**WHAT THE TASK ASKS:** Report every line below that carries the word "label".

────────────────────

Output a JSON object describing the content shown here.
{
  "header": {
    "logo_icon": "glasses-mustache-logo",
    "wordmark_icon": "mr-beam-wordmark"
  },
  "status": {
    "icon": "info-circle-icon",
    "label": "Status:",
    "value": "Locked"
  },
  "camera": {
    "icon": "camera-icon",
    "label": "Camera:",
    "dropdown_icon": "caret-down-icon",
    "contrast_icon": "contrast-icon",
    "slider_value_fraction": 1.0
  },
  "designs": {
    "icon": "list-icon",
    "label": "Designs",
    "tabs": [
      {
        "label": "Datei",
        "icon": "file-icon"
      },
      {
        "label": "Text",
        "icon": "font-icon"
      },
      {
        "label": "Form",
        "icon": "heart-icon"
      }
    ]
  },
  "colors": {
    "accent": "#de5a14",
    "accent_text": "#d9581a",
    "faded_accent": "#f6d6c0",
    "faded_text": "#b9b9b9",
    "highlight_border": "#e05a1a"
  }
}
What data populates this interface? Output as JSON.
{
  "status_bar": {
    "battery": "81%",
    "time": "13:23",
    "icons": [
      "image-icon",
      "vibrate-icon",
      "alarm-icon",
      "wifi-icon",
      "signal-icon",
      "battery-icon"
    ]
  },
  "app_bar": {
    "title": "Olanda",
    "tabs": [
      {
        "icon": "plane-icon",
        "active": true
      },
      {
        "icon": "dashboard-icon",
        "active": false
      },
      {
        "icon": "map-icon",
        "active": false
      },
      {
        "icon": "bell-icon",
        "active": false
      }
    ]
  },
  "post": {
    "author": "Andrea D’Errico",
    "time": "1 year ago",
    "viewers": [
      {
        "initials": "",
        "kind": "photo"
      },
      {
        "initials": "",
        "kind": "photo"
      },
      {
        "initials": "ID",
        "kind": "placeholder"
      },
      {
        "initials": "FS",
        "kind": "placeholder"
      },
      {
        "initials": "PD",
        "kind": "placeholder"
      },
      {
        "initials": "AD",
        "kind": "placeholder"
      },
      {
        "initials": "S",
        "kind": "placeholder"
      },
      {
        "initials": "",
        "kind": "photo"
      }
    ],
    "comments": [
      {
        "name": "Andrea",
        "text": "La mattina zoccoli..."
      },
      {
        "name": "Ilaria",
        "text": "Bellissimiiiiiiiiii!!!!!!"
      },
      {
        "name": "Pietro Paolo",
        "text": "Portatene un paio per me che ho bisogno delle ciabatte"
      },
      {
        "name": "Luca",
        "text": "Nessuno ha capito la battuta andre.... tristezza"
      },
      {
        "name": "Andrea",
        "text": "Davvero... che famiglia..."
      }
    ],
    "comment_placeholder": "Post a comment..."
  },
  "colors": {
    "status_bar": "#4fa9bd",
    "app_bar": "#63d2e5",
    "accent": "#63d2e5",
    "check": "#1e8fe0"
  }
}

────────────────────

**TASK RESPONSE:**
    "label": "Status:",
    "label": "Camera:",
    "label": "Designs",
        "label": "Datei",
        "label": "Text",
        "label": "Form",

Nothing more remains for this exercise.